Exercise instructions:
Since each line must match the original, copy out the records with no differences at all.

Source records:
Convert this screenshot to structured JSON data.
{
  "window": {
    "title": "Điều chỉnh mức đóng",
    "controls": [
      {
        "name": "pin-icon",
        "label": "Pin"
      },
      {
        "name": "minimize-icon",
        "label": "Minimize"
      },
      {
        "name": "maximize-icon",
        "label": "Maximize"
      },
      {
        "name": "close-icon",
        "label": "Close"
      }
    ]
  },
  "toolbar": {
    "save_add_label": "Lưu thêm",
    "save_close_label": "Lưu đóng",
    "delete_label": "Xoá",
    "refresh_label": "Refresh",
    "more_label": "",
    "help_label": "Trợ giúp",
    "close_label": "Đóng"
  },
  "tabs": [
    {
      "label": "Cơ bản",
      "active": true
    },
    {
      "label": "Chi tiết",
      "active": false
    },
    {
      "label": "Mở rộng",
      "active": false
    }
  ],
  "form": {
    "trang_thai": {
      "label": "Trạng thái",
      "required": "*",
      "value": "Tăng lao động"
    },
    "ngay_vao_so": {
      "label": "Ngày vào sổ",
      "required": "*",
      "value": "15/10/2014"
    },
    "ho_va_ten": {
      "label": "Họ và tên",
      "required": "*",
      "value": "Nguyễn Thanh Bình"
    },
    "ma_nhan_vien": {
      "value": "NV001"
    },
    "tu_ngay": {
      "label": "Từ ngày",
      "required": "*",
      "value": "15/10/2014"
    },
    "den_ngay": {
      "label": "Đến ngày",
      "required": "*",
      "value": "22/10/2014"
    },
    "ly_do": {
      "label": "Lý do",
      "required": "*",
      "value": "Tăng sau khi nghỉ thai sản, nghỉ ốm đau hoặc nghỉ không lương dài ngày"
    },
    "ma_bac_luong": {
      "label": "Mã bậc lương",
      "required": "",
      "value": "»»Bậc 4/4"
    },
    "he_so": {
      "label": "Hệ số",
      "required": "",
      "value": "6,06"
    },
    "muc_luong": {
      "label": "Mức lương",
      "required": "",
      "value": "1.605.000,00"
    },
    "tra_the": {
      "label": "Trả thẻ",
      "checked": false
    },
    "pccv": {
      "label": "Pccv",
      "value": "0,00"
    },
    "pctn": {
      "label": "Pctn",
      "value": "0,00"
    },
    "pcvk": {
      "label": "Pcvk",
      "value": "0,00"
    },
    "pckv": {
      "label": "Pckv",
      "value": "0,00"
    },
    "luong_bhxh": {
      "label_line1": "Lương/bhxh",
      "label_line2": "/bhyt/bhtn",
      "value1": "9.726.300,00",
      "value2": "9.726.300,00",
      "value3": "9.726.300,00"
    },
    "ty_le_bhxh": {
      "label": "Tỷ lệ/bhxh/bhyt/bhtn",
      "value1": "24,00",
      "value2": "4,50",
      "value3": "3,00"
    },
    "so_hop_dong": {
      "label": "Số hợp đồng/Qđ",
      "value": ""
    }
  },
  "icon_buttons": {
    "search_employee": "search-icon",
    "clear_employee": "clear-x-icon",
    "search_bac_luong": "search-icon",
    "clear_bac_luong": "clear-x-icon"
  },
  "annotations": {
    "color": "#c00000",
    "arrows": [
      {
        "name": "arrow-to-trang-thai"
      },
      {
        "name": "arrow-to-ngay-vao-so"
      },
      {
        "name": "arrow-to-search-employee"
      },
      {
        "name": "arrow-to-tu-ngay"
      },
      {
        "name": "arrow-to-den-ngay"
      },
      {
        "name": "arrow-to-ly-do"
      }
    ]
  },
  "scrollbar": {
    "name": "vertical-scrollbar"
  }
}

Answer:
Convert this screenshot to structured JSON data.
{
  "window": {
    "title": "Điều chỉnh mức đóng",
    "controls": [
      {
        "name": "pin-icon",
        "label": "Pin"
      },
      {
        "name": "minimize-icon",
        "label": "Minimize"
      },
      {
        "name": "maximize-icon",
        "label": "Maximize"
      },
      {
        "name": "close-icon",
        "label": "Close"
      }
    ]
  },
  "toolbar": {
    "save_add_label": "Lưu thêm",
    "save_close_label": "Lưu đóng",
    "delete_label": "Xoá",
    "refresh_label": "Refresh",
    "more_label": "",
    "help_label": "Trợ giúp",
    "close_label": "Đóng"
  },
  "tabs": [
    {
      "label": "Cơ bản",
      "active": true
    },
    {
      "label": "Chi tiết",
      "active": false
    },
    {
      "label": "Mở rộng",
      "active": false
    }
  ],
  "form": {
    "trang_thai": {
      "label": "Trạng thái",
      "required": "*",
      "value": "Tăng lao động"
    },
    "ngay_vao_so": {
      "label": "Ngày vào sổ",
      "required": "*",
      "value": "15/10/2014"
    },
    "ho_va_ten": {
      "label": "Họ và tên",
      "required": "*",
      "value": "Nguyễn Thanh Bình"
    },
    "ma_nhan_vien": {
      "value": "NV001"
    },
    "tu_ngay": {
      "label": "Từ ngày",
      "required": "*",
      "value": "15/10/2014"
    },
    "den_ngay": {
      "label": "Đến ngày",
      "required": "*",
      "value": "22/10/2014"
    },
    "ly_do": {
      "label": "Lý do",
      "required": "*",
      "value": "Tăng sau khi nghỉ thai sản, nghỉ ốm đau hoặc nghỉ không lương dài ngày"
    },
    "ma_bac_luong": {
      "label": "Mã bậc lương",
      "required": "",
      "value": "»»Bậc 4/4"
    },
    "he_so": {
      "label": "Hệ số",
      "required": "",
      "value": "6,06"
    },
    "muc_luong": {
      "label": "Mức lương",
      "required": "",
      "value": "1.605.000,00"
    },
    "tra_the": {
      "label": "Trả thẻ",
      "checked": false
    },
    "pccv": {
      "label": "Pccv",
      "value": "0,00"
    },
    "pctn": {
      "label": "Pctn",
      "value": "0,00"
    },
    "pcvk": {
      "label": "Pcvk",
      "value": "0,00"
    },
    "pckv": {
      "label": "Pckv",
      "value": "0,00"
    },
    "luong_bhxh": {
      "label_line1": "Lương/bhxh",
      "label_line2": "/bhyt/bhtn",
      "value1": "9.726.300,00",
      "value2": "9.726.300,00",
      "value3": "9.726.300,00"
    },
    "ty_le_bhxh": {
      "label": "Tỷ lệ/bhxh/bhyt/bhtn",
      "value1": "24,00",
      "value2": "4,50",
      "value3": "3,00"
    },
    "so_hop_dong": {
      "label": "Số hợp đồng/Qđ",
      "value": ""
    }
  },
  "icon_buttons": {
    "search_employee": "search-icon",
    "clear_employee": "clear-x-icon",
    "search_bac_luong": "search-icon",
    "clear_bac_luong": "clear-x-icon"
  },
  "annotations": {
    "color": "#c00000",
    "arrows": [
      {
        "name": "arrow-to-trang-thai"
      },
      {
        "name": "arrow-to-ngay-vao-so"
      },
      {
        "name": "arrow-to-search-employee"
      },
      {
        "name": "arrow-to-tu-ngay"
      },
      {
        "name": "arrow-to-den-ngay"
      },
      {
        "name": "arrow-to-ly-do"
      }
    ]
  },
  "scrollbar": {
    "name": "vertical-scrollbar"
  }
}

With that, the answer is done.